[Entries from a dataset of interfaces]
== Segment start ==
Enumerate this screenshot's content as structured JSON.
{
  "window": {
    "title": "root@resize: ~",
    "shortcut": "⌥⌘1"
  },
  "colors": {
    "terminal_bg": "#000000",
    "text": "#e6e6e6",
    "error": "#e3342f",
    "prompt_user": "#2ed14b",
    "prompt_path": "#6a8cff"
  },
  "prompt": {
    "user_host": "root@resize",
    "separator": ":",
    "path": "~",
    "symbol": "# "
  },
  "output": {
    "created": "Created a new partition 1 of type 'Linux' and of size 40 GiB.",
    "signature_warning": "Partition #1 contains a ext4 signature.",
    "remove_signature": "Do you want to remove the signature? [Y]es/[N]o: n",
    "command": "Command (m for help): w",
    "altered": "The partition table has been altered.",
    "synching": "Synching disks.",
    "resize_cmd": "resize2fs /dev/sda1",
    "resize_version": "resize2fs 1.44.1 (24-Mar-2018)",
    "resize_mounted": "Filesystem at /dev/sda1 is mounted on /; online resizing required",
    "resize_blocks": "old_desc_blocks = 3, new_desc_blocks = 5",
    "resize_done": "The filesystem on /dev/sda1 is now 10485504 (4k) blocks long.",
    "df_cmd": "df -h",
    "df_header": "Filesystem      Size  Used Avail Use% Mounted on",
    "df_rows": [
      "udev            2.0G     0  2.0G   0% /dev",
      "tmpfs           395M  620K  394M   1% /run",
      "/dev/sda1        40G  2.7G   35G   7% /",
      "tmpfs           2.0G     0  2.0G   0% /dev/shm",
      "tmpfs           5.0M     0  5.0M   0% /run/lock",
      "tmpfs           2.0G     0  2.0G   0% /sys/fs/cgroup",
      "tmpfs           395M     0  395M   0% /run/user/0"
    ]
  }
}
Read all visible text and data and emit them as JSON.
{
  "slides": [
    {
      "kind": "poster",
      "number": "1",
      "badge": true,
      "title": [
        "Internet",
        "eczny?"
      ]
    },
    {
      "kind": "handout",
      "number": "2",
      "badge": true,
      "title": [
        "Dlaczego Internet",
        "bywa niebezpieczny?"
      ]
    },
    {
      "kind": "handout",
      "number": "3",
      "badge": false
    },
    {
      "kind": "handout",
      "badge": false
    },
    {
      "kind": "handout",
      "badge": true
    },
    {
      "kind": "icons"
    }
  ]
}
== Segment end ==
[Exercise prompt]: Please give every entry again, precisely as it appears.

[Completed task]:
Enumerate this screenshot's content as structured JSON.
{
  "window": {
    "title": "root@resize: ~",
    "shortcut": "⌥⌘1"
  },
  "colors": {
    "terminal_bg": "#000000",
    "text": "#e6e6e6",
    "error": "#e3342f",
    "prompt_user": "#2ed14b",
    "prompt_path": "#6a8cff"
  },
  "prompt": {
    "user_host": "root@resize",
    "separator": ":",
    "path": "~",
    "symbol": "# "
  },
  "output": {
    "created": "Created a new partition 1 of type 'Linux' and of size 40 GiB.",
    "signature_warning": "Partition #1 contains a ext4 signature.",
    "remove_signature": "Do you want to remove the signature? [Y]es/[N]o: n",
    "command": "Command (m for help): w",
    "altered": "The partition table has been altered.",
    "synching": "Synching disks.",
    "resize_cmd": "resize2fs /dev/sda1",
    "resize_version": "resize2fs 1.44.1 (24-Mar-2018)",
    "resize_mounted": "Filesystem at /dev/sda1 is mounted on /; online resizing required",
    "resize_blocks": "old_desc_blocks = 3, new_desc_blocks = 5",
    "resize_done": "The filesystem on /dev/sda1 is now 10485504 (4k) blocks long.",
    "df_cmd": "df -h",
    "df_header": "Filesystem      Size  Used Avail Use% Mounted on",
    "df_rows": [
      "udev            2.0G     0  2.0G   0% /dev",
      "tmpfs           395M  620K  394M   1% /run",
      "/dev/sda1        40G  2.7G   35G   7% /",
      "tmpfs           2.0G     0  2.0G   0% /dev/shm",
      "tmpfs           5.0M     0  5.0M   0% /run/lock",
      "tmpfs           2.0G     0  2.0G   0% /sys/fs/cgroup",
      "tmpfs           395M     0  395M   0% /run/user/0"
    ]
  }
}
Read all visible text and data and emit them as JSON.
{
  "slides": [
    {
      "kind": "poster",
      "number": "1",
      "badge": true,
      "title": [
        "Internet",
        "eczny?"
      ]
    },
    {
      "kind": "handout",
      "number": "2",
      "badge": true,
      "title": [
        "Dlaczego Internet",
        "bywa niebezpieczny?"
      ]
    },
    {
      "kind": "handout",
      "number": "3",
      "badge": false
    },
    {
      "kind": "handout",
      "badge": false
    },
    {
      "kind": "handout",
      "badge": true
    },
    {
      "kind": "icons"
    }
  ]
}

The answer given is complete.